Now also seems like the perfect time to point out that Spice Road is actually the first in a trilogy of games. The subsequent releases are designed with the same template in mind, with a focus on being able to combine two or even all three titles to inject greater complexity. It’s difficult to assess this aspect, but if Emerson Matsuuchi manages to pull it off, a series that plays as fantastic, quick playing lighter Euros that can be smashed together to offer a weightier experience has the making of genius. It’s also important to note that these expansions are only scheduled for 2018 and 2019, but even if Spice Road does grow stale over multiple plays it’s certainly a good reason to consider keeping it in your collection.
Century: Spice Road is a hit, just to state it clearly if there was any doubt up until now. It plays brilliantly at all counts, although at two players you do have a tad more Market choice. The key factor in the lighter two player games is always how much do we want to immediately play the game again, and Spice Road’s quick pace and natural focus on competitive play are a most vociferous yes to that question. As a gateway game it’s equally superb, the rules are on one double-sided page for a reason. Quick setup, quick explanation, easy to understand and with no take-that element which often makes a rookie gamer shift uncomfortably in their chair, I would happily bring this along to any meet-up.

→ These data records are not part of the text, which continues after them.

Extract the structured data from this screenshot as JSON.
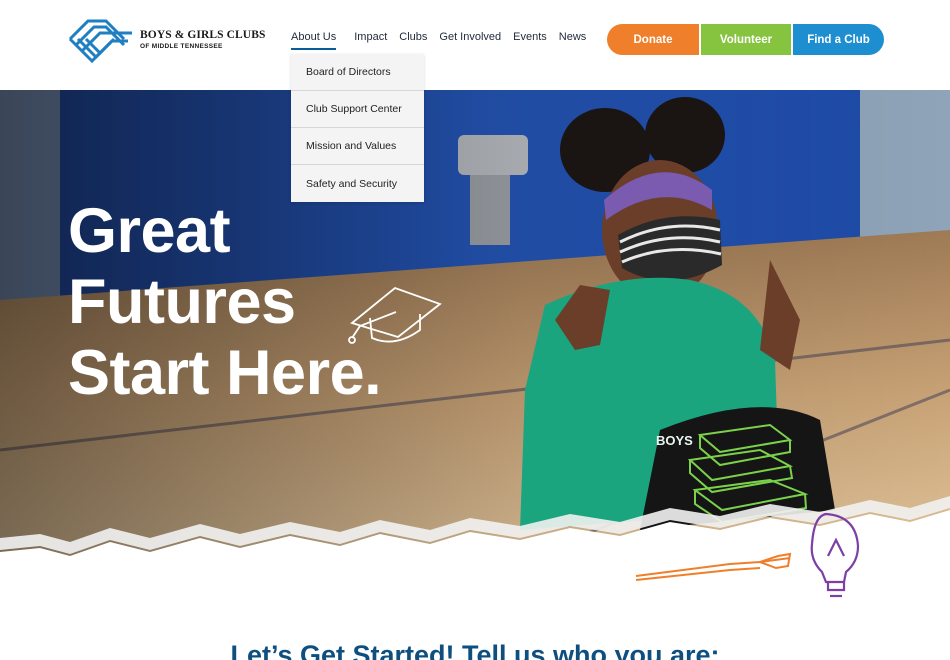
{
  "header": {
    "logo": {
      "line1": "BOYS & GIRLS CLUBS",
      "line2": "OF MIDDLE TENNESSEE"
    },
    "nav": [
      {
        "label": "About Us",
        "active": true
      },
      {
        "label": "Impact"
      },
      {
        "label": "Clubs"
      },
      {
        "label": "Get Involved"
      },
      {
        "label": "Events"
      },
      {
        "label": "News"
      }
    ],
    "cta": {
      "donate": "Donate",
      "volunteer": "Volunteer",
      "find_club": "Find a Club"
    }
  },
  "dropdown": {
    "items": [
      "Board of Directors",
      "Club Support Center",
      "Mission and Values",
      "Safety and Security"
    ]
  },
  "hero": {
    "title_lines": [
      "Great",
      "Futures",
      "Start Here."
    ],
    "shirt_text": "BOYS"
  },
  "section": {
    "heading": "Let’s Get Started! Tell us who you are:"
  },
  "colors": {
    "brand_blue": "#0a5c9a",
    "donate": "#ef7f2a",
    "volunteer": "#86c33f",
    "find_club": "#1d8fd0",
    "heading": "#0e4f80"
  }
}
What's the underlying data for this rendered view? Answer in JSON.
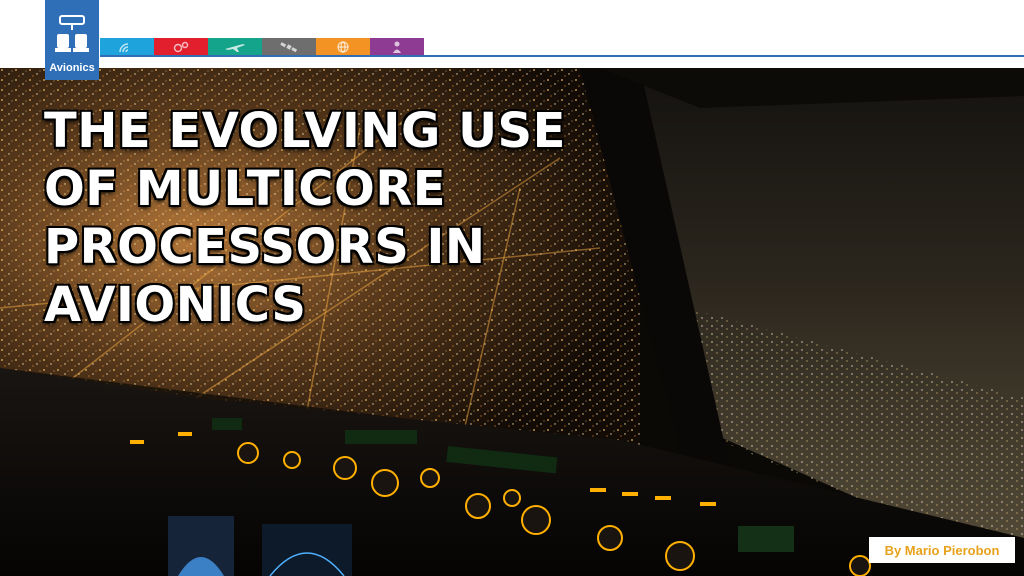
{
  "section": {
    "label": "Avionics",
    "icon": "cockpit-seats-icon",
    "color": "#2e6fb7"
  },
  "tabs": [
    {
      "icon": "signal-waves-icon",
      "color": "#1fa3dc"
    },
    {
      "icon": "gears-icon",
      "color": "#e21f2d"
    },
    {
      "icon": "airplane-icon",
      "color": "#14a38b"
    },
    {
      "icon": "satellite-icon",
      "color": "#6e6e6e"
    },
    {
      "icon": "globe-icon",
      "color": "#f39324"
    },
    {
      "icon": "person-icon",
      "color": "#8e3b94"
    }
  ],
  "title_lines": [
    "THE EVOLVING USE",
    "OF MULTICORE",
    "PROCESSORS IN",
    "AVIONICS"
  ],
  "byline": "By Mario Pierobon",
  "photo": {
    "description_icon": "cockpit-night-city-photo"
  }
}
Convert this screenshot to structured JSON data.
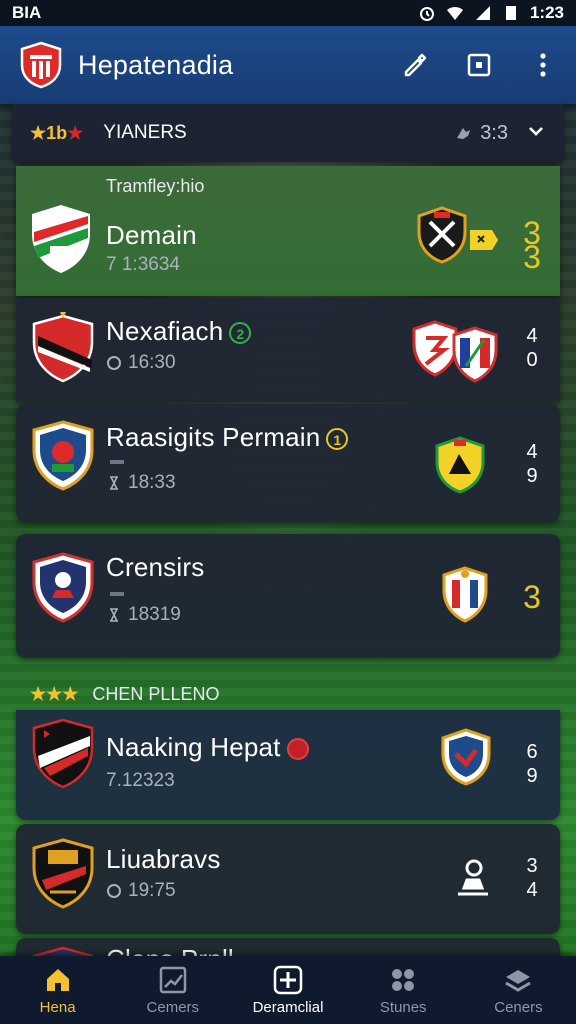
{
  "status_bar": {
    "left": "BIA",
    "time": "1:23"
  },
  "app_bar": {
    "title": "Hepatenadia"
  },
  "filter": {
    "stars": "★1b",
    "star_red": "★",
    "label": "YIANERS",
    "count": "3:3"
  },
  "sections": {
    "first": "Tramfley:hio",
    "second_stars": "★★★",
    "second": "CHEN PLLENO"
  },
  "matches": [
    {
      "name": "Demain",
      "time": "7 1:3634",
      "score_top": "3",
      "score_bottom": "3",
      "badge": ""
    },
    {
      "name": "Nexafiach",
      "time": "16:30",
      "score_top": "4",
      "score_bottom": "0",
      "badge": "2"
    },
    {
      "name": "Raasigits Permain",
      "time": "18:33",
      "score_top": "4",
      "score_bottom": "9",
      "badge": "1"
    },
    {
      "name": "Crensirs",
      "time": "18319",
      "score_top": "3",
      "score_bottom": "",
      "badge": ""
    },
    {
      "name": "Naaking Hepat",
      "time": "7.12323",
      "score_top": "6",
      "score_bottom": "9",
      "badge": ""
    },
    {
      "name": "Liuabravs",
      "time": "19:75",
      "score_top": "3",
      "score_bottom": "4",
      "badge": ""
    },
    {
      "name": "Clens Prnll",
      "time": "",
      "score_top": "",
      "score_bottom": "",
      "badge": ""
    }
  ],
  "nav": [
    {
      "label": "Hena",
      "icon": "home-icon"
    },
    {
      "label": "Cemers",
      "icon": "chart-icon"
    },
    {
      "label": "Deramclial",
      "icon": "plus-icon"
    },
    {
      "label": "Stunes",
      "icon": "grid-icon"
    },
    {
      "label": "Ceners",
      "icon": "layers-icon"
    }
  ],
  "colors": {
    "accent": "#f2c230",
    "app_bar": "#1e4b8c",
    "highlight_card": "#336d35",
    "card": "#202634"
  }
}
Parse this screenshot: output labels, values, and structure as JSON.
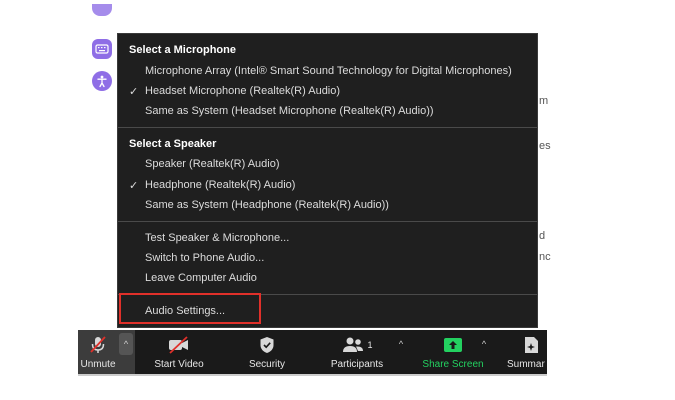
{
  "background_text": {
    "t1": "m",
    "t2": "es",
    "t3": "d",
    "t4": "nc"
  },
  "microphone_section": {
    "header": "Select a Microphone",
    "items": [
      {
        "label": "Microphone Array (Intel® Smart Sound Technology for Digital Microphones)",
        "checked": false
      },
      {
        "label": "Headset Microphone (Realtek(R) Audio)",
        "checked": true
      },
      {
        "label": "Same as System (Headset Microphone (Realtek(R) Audio))",
        "checked": false
      }
    ]
  },
  "speaker_section": {
    "header": "Select a Speaker",
    "items": [
      {
        "label": "Speaker (Realtek(R) Audio)",
        "checked": false
      },
      {
        "label": "Headphone (Realtek(R) Audio)",
        "checked": true
      },
      {
        "label": "Same as System (Headphone (Realtek(R) Audio))",
        "checked": false
      }
    ]
  },
  "actions": {
    "test": "Test Speaker & Microphone...",
    "phone": "Switch to Phone Audio...",
    "leave": "Leave Computer Audio",
    "settings": "Audio Settings..."
  },
  "check_glyph": "✓",
  "caret_glyph": "^",
  "toolbar": {
    "unmute": "Unmute",
    "start_video": "Start Video",
    "security": "Security",
    "participants": "Participants",
    "participants_count": "1",
    "share_screen": "Share Screen",
    "summary": "Summar"
  },
  "colors": {
    "menu_bg": "#1f1f1f",
    "toolbar_bg": "#1a1a1a",
    "highlight": "#e0302a",
    "share_green": "#23d160",
    "rail_purple": "#8f6ee6"
  },
  "icons": [
    "keyboard-icon",
    "accessibility-icon",
    "muted-mic-icon",
    "video-off-icon",
    "shield-icon",
    "participants-icon",
    "share-screen-icon",
    "summary-icon"
  ]
}
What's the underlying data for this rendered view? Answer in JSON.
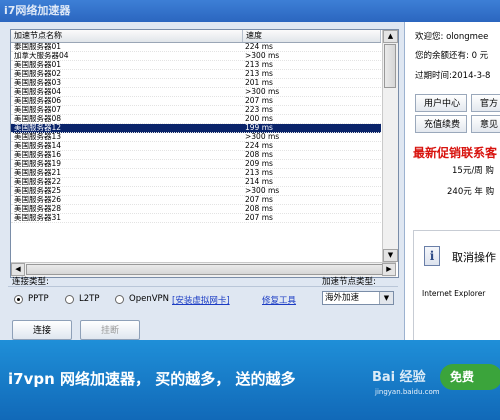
{
  "window": {
    "title": "i7网络加速器"
  },
  "server_table": {
    "col_name": "加速节点名称",
    "col_speed": "速度",
    "rows": [
      {
        "name": "泰国服务器01",
        "speed": "224 ms"
      },
      {
        "name": "加拿大服务器04",
        "speed": ">300 ms"
      },
      {
        "name": "美国服务器01",
        "speed": "213 ms"
      },
      {
        "name": "美国服务器02",
        "speed": "213 ms"
      },
      {
        "name": "美国服务器03",
        "speed": "201 ms"
      },
      {
        "name": "美国服务器04",
        "speed": ">300 ms"
      },
      {
        "name": "美国服务器06",
        "speed": "207 ms"
      },
      {
        "name": "美国服务器07",
        "speed": "223 ms"
      },
      {
        "name": "美国服务器08",
        "speed": "200 ms"
      },
      {
        "name": "美国服务器12",
        "speed": "199 ms",
        "selected": true
      },
      {
        "name": "美国服务器13",
        "speed": ">300 ms"
      },
      {
        "name": "美国服务器14",
        "speed": "224 ms"
      },
      {
        "name": "美国服务器16",
        "speed": "208 ms"
      },
      {
        "name": "美国服务器19",
        "speed": "209 ms"
      },
      {
        "name": "美国服务器21",
        "speed": "213 ms"
      },
      {
        "name": "美国服务器22",
        "speed": "214 ms"
      },
      {
        "name": "美国服务器25",
        "speed": ">300 ms"
      },
      {
        "name": "美国服务器26",
        "speed": "207 ms"
      },
      {
        "name": "美国服务器28",
        "speed": "208 ms"
      },
      {
        "name": "美国服务器31",
        "speed": "207 ms"
      }
    ]
  },
  "connection": {
    "type_label": "连接类型:",
    "options": [
      "PPTP",
      "L2TP",
      "OpenVPN"
    ],
    "selected": "PPTP",
    "install_link": "[安装虚拟网卡]",
    "repair_link": "修复工具",
    "node_type_label": "加速节点类型:",
    "node_type_value": "海外加速",
    "connect_button": "连接",
    "disconnect_button": "挂断"
  },
  "account": {
    "welcome": "欢迎您: olongmee",
    "balance": "您的余额还有: 0 元",
    "expiry": "过期时间:2014-3-8",
    "buttons": [
      "用户中心",
      "官方",
      "充值续费",
      "意见"
    ]
  },
  "promo": {
    "title": "最新促销联系客",
    "line1": "15元/周 购",
    "line2": "240元 年 购"
  },
  "notice": {
    "text": "取消操作",
    "browser": "Internet Explorer"
  },
  "banner": {
    "slogan": "i7vpn 网络加速器， 买的越多， 送的越多",
    "watermark": "Bai 经验",
    "watermark_url": "jingyan.baidu.com",
    "free_badge": "免费"
  }
}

I enjoyed Century: Spice Road far more than I anticipated, and every person I’ve played it with has expressed tremendous satisfaction in the experience. And I managed to avoid comparing it to Splendor for 2000 words! Why are you still reading? Go check it out!
With thanks to Solarpop Distributors for the review copy